_Work to complete_: All of the data below is to be copied again without changes.

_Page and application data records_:

______

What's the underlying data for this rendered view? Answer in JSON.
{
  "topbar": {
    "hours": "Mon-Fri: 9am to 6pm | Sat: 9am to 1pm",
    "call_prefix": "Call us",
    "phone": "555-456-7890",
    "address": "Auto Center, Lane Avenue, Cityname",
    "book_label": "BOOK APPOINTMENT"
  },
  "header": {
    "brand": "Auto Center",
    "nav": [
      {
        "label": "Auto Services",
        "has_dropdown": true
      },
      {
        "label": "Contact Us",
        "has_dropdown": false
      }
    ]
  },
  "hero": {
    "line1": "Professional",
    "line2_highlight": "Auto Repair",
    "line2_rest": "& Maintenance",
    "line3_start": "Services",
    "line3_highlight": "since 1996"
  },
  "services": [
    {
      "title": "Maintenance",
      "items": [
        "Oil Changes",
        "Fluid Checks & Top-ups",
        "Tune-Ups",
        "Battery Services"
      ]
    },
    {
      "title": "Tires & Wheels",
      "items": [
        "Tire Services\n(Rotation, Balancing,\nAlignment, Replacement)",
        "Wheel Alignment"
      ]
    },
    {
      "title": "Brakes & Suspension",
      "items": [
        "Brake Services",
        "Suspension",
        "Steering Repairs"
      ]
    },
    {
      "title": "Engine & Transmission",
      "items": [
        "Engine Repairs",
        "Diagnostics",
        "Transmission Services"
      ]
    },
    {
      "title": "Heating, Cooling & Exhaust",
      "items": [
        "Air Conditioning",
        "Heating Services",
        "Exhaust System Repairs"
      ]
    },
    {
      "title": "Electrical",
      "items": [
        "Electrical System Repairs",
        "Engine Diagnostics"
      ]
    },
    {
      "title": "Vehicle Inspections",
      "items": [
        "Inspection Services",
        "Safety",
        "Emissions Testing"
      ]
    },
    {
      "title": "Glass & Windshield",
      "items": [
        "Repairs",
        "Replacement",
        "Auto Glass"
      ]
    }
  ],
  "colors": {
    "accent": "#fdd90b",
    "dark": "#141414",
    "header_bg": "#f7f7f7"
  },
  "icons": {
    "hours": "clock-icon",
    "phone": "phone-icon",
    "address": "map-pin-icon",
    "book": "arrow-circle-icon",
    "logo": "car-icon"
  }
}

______

_Output below_:
What's the underlying data for this rendered view? Answer in JSON.
{
  "topbar": {
    "hours": "Mon-Fri: 9am to 6pm | Sat: 9am to 1pm",
    "call_prefix": "Call us",
    "phone": "555-456-7890",
    "address": "Auto Center, Lane Avenue, Cityname",
    "book_label": "BOOK APPOINTMENT"
  },
  "header": {
    "brand": "Auto Center",
    "nav": [
      {
        "label": "Auto Services",
        "has_dropdown": true
      },
      {
        "label": "Contact Us",
        "has_dropdown": false
      }
    ]
  },
  "hero": {
    "line1": "Professional",
    "line2_highlight": "Auto Repair",
    "line2_rest": "& Maintenance",
    "line3_start": "Services",
    "line3_highlight": "since 1996"
  },
  "services": [
    {
      "title": "Maintenance",
      "items": [
        "Oil Changes",
        "Fluid Checks & Top-ups",
        "Tune-Ups",
        "Battery Services"
      ]
    },
    {
      "title": "Tires & Wheels",
      "items": [
        "Tire Services\n(Rotation, Balancing,\nAlignment, Replacement)",
        "Wheel Alignment"
      ]
    },
    {
      "title": "Brakes & Suspension",
      "items": [
        "Brake Services",
        "Suspension",
        "Steering Repairs"
      ]
    },
    {
      "title": "Engine & Transmission",
      "items": [
        "Engine Repairs",
        "Diagnostics",
        "Transmission Services"
      ]
    },
    {
      "title": "Heating, Cooling & Exhaust",
      "items": [
        "Air Conditioning",
        "Heating Services",
        "Exhaust System Repairs"
      ]
    },
    {
      "title": "Electrical",
      "items": [
        "Electrical System Repairs",
        "Engine Diagnostics"
      ]
    },
    {
      "title": "Vehicle Inspections",
      "items": [
        "Inspection Services",
        "Safety",
        "Emissions Testing"
      ]
    },
    {
      "title": "Glass & Windshield",
      "items": [
        "Repairs",
        "Replacement",
        "Auto Glass"
      ]
    }
  ],
  "colors": {
    "accent": "#fdd90b",
    "dark": "#141414",
    "header_bg": "#f7f7f7"
  },
  "icons": {
    "hours": "clock-icon",
    "phone": "phone-icon",
    "address": "map-pin-icon",
    "book": "arrow-circle-icon",
    "logo": "car-icon"
  }
}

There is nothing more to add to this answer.